Chief urges probe of casino cash to ‚phoney‘ band

Ottawa – Lawyers for the Ontario government are looking into Casino Rama payments made to a First Nation that doesn’t officially exist, as at least one chief calls for an official investigation.

The Chiefs of Ontario voted earlier this month to de-list and cut off Poplar Point First Nation, a so-called „near band“ that operated out of a storefront in Thunder Bay, Ont.

A phone number posted on its website is now out of service, and the federal Indian Affairs department says it doesn’t recognize the community – 10 years after the man claiming to be its hereditary chief and a small group of supporters began receiving Rama cash that has totalled about USD 3 million.

Chief Wilfred King of the Gull Bay First Nation in northern Ontario is calling for a formal probe. He says the Poplar Point members are actually on his own band list, something they conceded at an assembly meeting before chiefs voted to turf them as an accepted band.

King wants to know why funds from the casino near Orillia, Ont. – meant to help lift Ontario reserves out of poverty – flowed for a decade to a „phoney community.“

„Where did the money go? That’s the question.

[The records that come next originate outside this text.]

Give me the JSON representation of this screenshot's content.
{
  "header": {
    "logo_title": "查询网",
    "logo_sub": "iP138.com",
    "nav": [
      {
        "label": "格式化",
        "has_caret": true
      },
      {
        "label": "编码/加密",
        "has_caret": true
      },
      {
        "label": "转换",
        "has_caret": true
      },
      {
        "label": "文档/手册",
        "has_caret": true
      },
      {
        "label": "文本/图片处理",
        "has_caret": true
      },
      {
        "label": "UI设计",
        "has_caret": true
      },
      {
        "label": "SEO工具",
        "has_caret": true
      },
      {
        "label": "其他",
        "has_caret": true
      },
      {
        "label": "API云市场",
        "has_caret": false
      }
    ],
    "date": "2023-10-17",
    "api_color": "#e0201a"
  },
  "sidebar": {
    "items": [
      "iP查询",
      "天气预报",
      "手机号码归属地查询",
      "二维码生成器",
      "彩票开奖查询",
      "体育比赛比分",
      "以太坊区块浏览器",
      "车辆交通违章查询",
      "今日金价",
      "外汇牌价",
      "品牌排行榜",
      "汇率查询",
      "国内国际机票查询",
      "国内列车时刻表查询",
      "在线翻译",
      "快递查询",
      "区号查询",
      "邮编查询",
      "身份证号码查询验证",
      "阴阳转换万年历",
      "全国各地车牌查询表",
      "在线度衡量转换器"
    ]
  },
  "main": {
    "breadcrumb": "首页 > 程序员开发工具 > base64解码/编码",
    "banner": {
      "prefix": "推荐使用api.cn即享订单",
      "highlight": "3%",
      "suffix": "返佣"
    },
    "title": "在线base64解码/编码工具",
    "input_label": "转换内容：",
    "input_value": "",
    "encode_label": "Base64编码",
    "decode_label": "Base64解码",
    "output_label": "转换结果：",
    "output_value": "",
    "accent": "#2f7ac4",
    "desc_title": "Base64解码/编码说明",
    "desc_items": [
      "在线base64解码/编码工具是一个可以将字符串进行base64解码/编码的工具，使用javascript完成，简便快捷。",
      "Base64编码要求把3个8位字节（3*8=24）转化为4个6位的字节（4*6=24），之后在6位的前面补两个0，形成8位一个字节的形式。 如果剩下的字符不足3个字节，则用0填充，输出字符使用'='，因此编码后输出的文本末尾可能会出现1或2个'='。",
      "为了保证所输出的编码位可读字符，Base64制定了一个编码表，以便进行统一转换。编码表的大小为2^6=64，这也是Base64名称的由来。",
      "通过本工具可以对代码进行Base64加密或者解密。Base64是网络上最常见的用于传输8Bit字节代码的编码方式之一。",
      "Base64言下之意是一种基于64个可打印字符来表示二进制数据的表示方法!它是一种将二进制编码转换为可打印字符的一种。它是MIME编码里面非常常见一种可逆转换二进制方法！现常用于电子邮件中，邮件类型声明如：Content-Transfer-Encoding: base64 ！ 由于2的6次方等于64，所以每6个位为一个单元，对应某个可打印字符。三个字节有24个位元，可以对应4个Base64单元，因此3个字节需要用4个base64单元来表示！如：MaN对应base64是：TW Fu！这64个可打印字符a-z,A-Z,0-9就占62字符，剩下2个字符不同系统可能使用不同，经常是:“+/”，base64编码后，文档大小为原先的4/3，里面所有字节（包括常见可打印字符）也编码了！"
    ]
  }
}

„I think this is something that perhaps the Ontario government should investigate. Someone should follow through.“

Amy Tang, acting spokeswoman for George Smitherman, the Ontario minister responsible for casinos, said lawyers for the province are looking into the Poplar Point issue.

But the province has no plans at this time to intervene, she said today.

„We do have our legal department looking at what happens in this particular case.“

That said, it’s up to the Chiefs of Ontario to oversee how Casino Rama money is disbursed by a five-member management board called the Ontario First Nations Limited Partnership, she said.

„We do respect that governing structure that they’ve put in place.“

The vote earlier this month by a large majority of chiefs to de-list Poplar Point now means that 132 First Nations will receive Rama cash instead of 133.

Yearly reports are required to ensure they spend a total of about USD 60 million a year in five approved areas: community development, health, education, economic and cultural development.

Payments are then disbursed by the Ontario First Nations Limited Partnership, an oversight body that reports to the province.

Those spending accounts, however, are not subject to value-for-money scrutiny by provincial auditors under the terms of a complex deal with the government. That’s because the gambling revenues essentially never enter provincial coffers. They’re held in trust by the Ontario Lottery and Gaming Corp. before going directly to reserves through the First Nations partnership group.

Public spending watchdogs such as the Canadian Taxpayers Federation have repeatedly raised concerns over the lack of accessible Rama reporting.

Poplar Point payments were cited in Rama audits released in May to The Canadian Press after a lengthy freedom-of-information fight with the province.

King had fruitlessly tried for years to get the Chiefs of Ontario to act.

John Beaucage, grand council chief of the Union of Ontario Indians, says his 42 member First Nations struck Poplar Point from the union’s list of bands years ago because of its lack of effort to be recognized by Ottawa.

The broader Chiefs of Ontario assembly was slower to act as Rama payments continued to flow.

„I guess they were given the benefit of the doubt,“ Beaucage said. „And once they were in … the so-called process, you just sort of go about all the other things you’ve got to worry about.

„Maybe if there was a criminal aspect to it … a fraudulent misrepresentation, then an investigation should be launched by the OPP (Ontario Provincial Police).“

Beaucage plans to raise the matter in a meeting next month with the political confederacy of Ontario grand chiefs.